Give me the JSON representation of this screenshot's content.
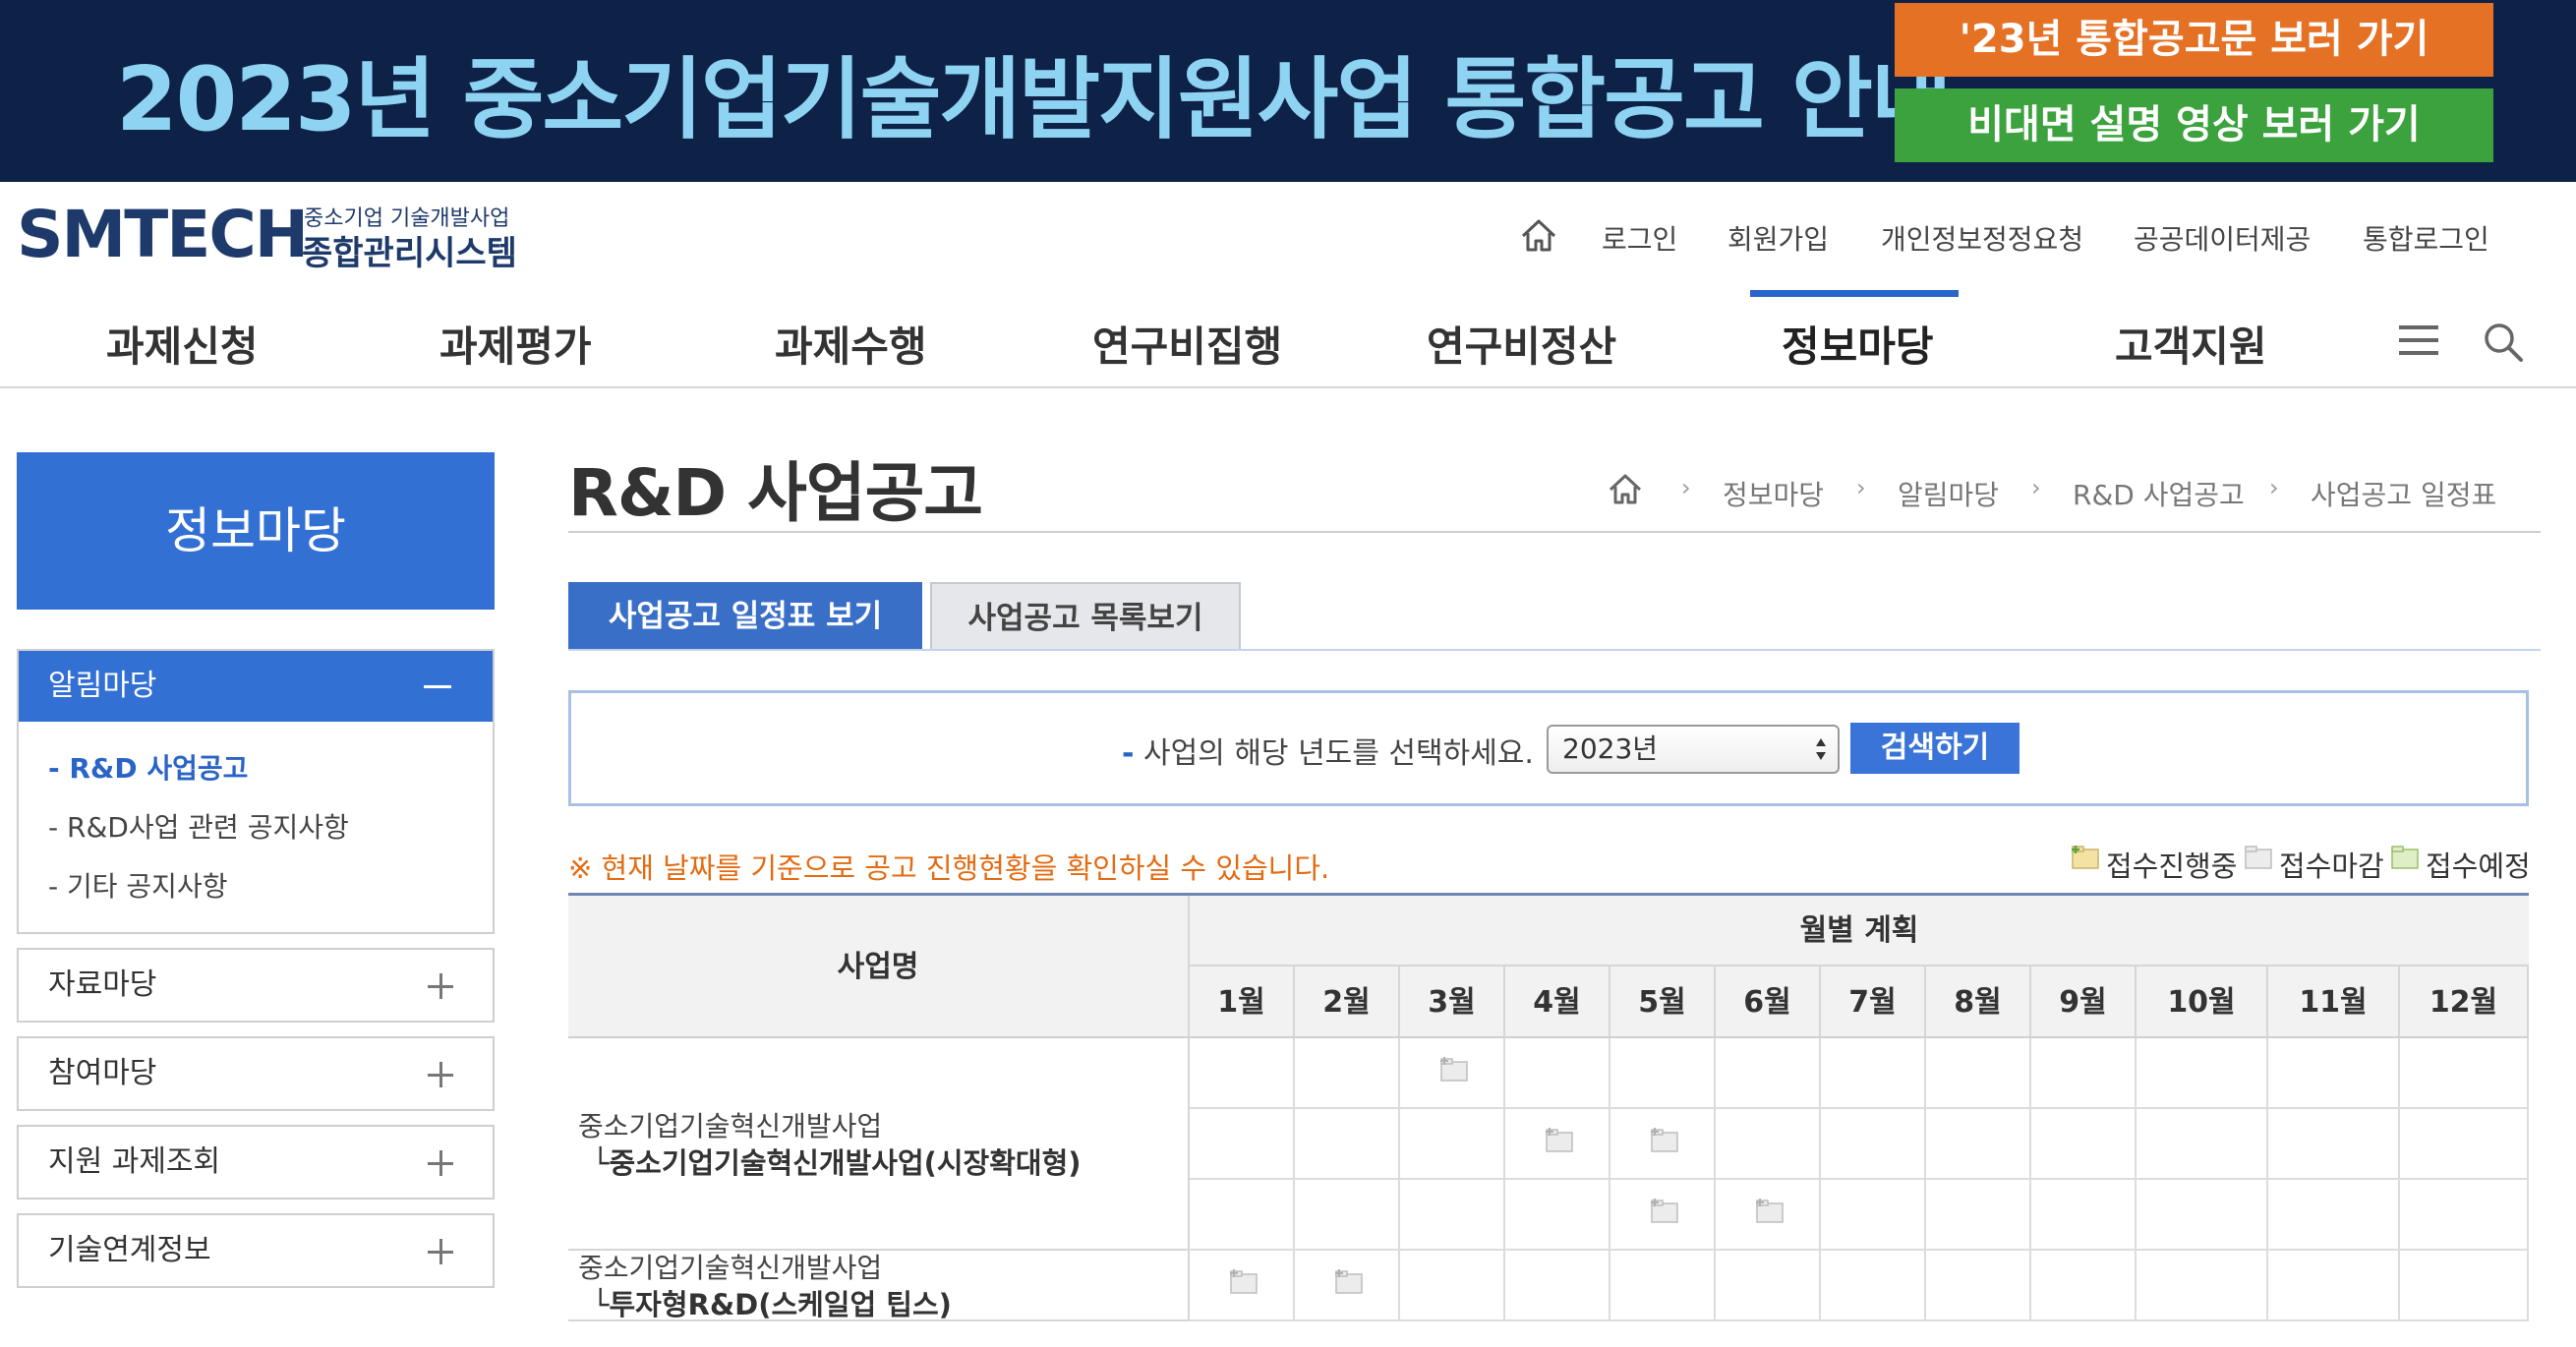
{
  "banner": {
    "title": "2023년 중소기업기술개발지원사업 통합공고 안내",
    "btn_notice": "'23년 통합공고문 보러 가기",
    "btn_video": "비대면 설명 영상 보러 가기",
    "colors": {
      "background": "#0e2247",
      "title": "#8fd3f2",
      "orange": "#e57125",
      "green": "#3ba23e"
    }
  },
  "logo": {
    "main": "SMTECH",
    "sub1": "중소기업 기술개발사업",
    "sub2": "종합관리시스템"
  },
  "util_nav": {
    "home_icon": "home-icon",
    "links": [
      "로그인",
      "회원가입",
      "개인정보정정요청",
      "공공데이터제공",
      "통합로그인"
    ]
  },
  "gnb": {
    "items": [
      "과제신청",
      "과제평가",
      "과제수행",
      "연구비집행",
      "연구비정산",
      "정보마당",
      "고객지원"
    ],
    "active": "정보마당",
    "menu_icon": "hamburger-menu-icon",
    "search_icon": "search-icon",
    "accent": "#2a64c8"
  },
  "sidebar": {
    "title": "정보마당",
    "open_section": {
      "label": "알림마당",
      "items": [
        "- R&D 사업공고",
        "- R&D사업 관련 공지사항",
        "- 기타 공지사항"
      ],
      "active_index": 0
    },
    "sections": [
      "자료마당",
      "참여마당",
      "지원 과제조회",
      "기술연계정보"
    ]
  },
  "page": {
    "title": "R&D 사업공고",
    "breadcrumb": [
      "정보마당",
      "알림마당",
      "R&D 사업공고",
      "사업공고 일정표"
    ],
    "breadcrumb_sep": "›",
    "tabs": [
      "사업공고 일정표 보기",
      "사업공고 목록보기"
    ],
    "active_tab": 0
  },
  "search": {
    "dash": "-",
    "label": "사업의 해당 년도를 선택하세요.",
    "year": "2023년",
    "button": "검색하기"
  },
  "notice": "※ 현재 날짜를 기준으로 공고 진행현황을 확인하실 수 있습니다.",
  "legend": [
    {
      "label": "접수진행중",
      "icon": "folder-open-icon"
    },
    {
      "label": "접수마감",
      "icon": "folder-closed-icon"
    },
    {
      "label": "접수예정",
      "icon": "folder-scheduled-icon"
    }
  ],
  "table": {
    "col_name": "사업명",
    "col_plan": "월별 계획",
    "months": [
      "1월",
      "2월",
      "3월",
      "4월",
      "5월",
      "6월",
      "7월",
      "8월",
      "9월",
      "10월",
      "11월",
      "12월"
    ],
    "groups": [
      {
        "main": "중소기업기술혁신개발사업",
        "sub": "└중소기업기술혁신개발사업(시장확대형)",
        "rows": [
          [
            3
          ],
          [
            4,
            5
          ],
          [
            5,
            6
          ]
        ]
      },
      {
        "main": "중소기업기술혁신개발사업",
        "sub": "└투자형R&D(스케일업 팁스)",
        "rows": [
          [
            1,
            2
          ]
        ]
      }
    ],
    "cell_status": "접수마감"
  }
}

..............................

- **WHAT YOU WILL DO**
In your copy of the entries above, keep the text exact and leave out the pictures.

- **ANSWER**
Give me the JSON representation of this screenshot's content.
{
  "banner": {
    "title": "2023년 중소기업기술개발지원사업 통합공고 안내",
    "btn_notice": "'23년 통합공고문 보러 가기",
    "btn_video": "비대면 설명 영상 보러 가기",
    "colors": {
      "background": "#0e2247",
      "title": "#8fd3f2",
      "orange": "#e57125",
      "green": "#3ba23e"
    }
  },
  "logo": {
    "main": "SMTECH",
    "sub1": "중소기업 기술개발사업",
    "sub2": "종합관리시스템"
  },
  "util_nav": {
    "home_icon": "home-icon",
    "links": [
      "로그인",
      "회원가입",
      "개인정보정정요청",
      "공공데이터제공",
      "통합로그인"
    ]
  },
  "gnb": {
    "items": [
      "과제신청",
      "과제평가",
      "과제수행",
      "연구비집행",
      "연구비정산",
      "정보마당",
      "고객지원"
    ],
    "active": "정보마당",
    "menu_icon": "hamburger-menu-icon",
    "search_icon": "search-icon",
    "accent": "#2a64c8"
  },
  "sidebar": {
    "title": "정보마당",
    "open_section": {
      "label": "알림마당",
      "items": [
        "- R&D 사업공고",
        "- R&D사업 관련 공지사항",
        "- 기타 공지사항"
      ],
      "active_index": 0
    },
    "sections": [
      "자료마당",
      "참여마당",
      "지원 과제조회",
      "기술연계정보"
    ]
  },
  "page": {
    "title": "R&D 사업공고",
    "breadcrumb": [
      "정보마당",
      "알림마당",
      "R&D 사업공고",
      "사업공고 일정표"
    ],
    "breadcrumb_sep": "›",
    "tabs": [
      "사업공고 일정표 보기",
      "사업공고 목록보기"
    ],
    "active_tab": 0
  },
  "search": {
    "dash": "-",
    "label": "사업의 해당 년도를 선택하세요.",
    "year": "2023년",
    "button": "검색하기"
  },
  "notice": "※ 현재 날짜를 기준으로 공고 진행현황을 확인하실 수 있습니다.",
  "legend": [
    {
      "label": "접수진행중",
      "icon": "folder-open-icon"
    },
    {
      "label": "접수마감",
      "icon": "folder-closed-icon"
    },
    {
      "label": "접수예정",
      "icon": "folder-scheduled-icon"
    }
  ],
  "table": {
    "col_name": "사업명",
    "col_plan": "월별 계획",
    "months": [
      "1월",
      "2월",
      "3월",
      "4월",
      "5월",
      "6월",
      "7월",
      "8월",
      "9월",
      "10월",
      "11월",
      "12월"
    ],
    "groups": [
      {
        "main": "중소기업기술혁신개발사업",
        "sub": "└중소기업기술혁신개발사업(시장확대형)",
        "rows": [
          [
            3
          ],
          [
            4,
            5
          ],
          [
            5,
            6
          ]
        ]
      },
      {
        "main": "중소기업기술혁신개발사업",
        "sub": "└투자형R&D(스케일업 팁스)",
        "rows": [
          [
            1,
            2
          ]
        ]
      }
    ],
    "cell_status": "접수마감"
  }
}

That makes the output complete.